Researchers have long been searching for better ways to learn. In recent decades, experts working in cognitive science, psychology, and neuroscience have opened new windows into how the brain works, and how we can learn to learn better. In this program, we look at some of the big ideas coming out of brain science. We meet the researchers who are unlocking the secrets of how the brain acquires and holds on to knowledge. And we introduce listeners to the teachers and students who are trying to apply that knowledge in the real world.
Humans obviously learn a lot of things through trial-and-error. A level of "desirable difficulty" built into a learning and exam process appears to boost the overall retention of new skills or knowledge.
If there's consensus on anything in education, it's this: Tests are awful.
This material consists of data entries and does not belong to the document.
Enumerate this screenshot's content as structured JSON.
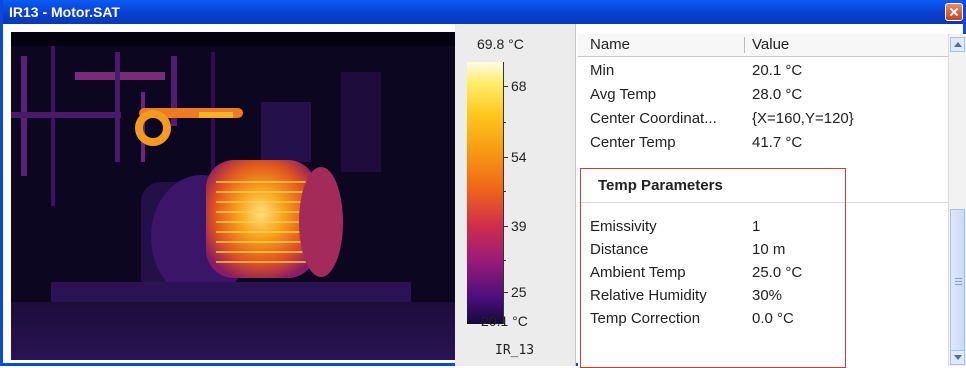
{
  "window": {
    "title": "IR13 - Motor.SAT"
  },
  "scale": {
    "max_label": "69.8 °C",
    "min_label": "20.1 °C",
    "ticks": [
      "68",
      "54",
      "39",
      "25"
    ],
    "image_name": "IR_13"
  },
  "properties": {
    "columns": {
      "name": "Name",
      "value": "Value"
    },
    "rows": [
      {
        "name": "Min",
        "value": "20.1 °C"
      },
      {
        "name": "Avg Temp",
        "value": "28.0 °C"
      },
      {
        "name": "Center Coordinat...",
        "value": "{X=160,Y=120}"
      },
      {
        "name": "Center Temp",
        "value": "41.7 °C"
      }
    ],
    "section_title": "Temp Parameters",
    "params": [
      {
        "name": "Emissivity",
        "value": "1"
      },
      {
        "name": "Distance",
        "value": "10 m"
      },
      {
        "name": "Ambient Temp",
        "value": "25.0 °C"
      },
      {
        "name": "Relative Humidity",
        "value": "30%"
      },
      {
        "name": "Temp Correction",
        "value": "0.0 °C"
      }
    ]
  },
  "colors": {
    "titlebar": "#0a4ad9",
    "highlight_box": "#d23a3a"
  }
}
But maybe we've been thinking about tests all wrong. Research shows that tests can actually be powerful tools for learning -- but only if teachers use them right.
For decades psychologists cautioned against raising children bilingual. They warned parents and teachers that learning a second language as a child was bad for brain development. But recent studies have found exactly the opposite.
Destination: WASHINGTON DC UNION STATION TO PHILADELPHIA, PA 30TH STREET STATION Sponsor:
Mercatus Center at George Mason University Purpose: ATTEND CHIEF OF STAFF RETREAT AND ACCOMPANYING SEMINARS Date:
Feb 4, 2005
Expense: $640.00 source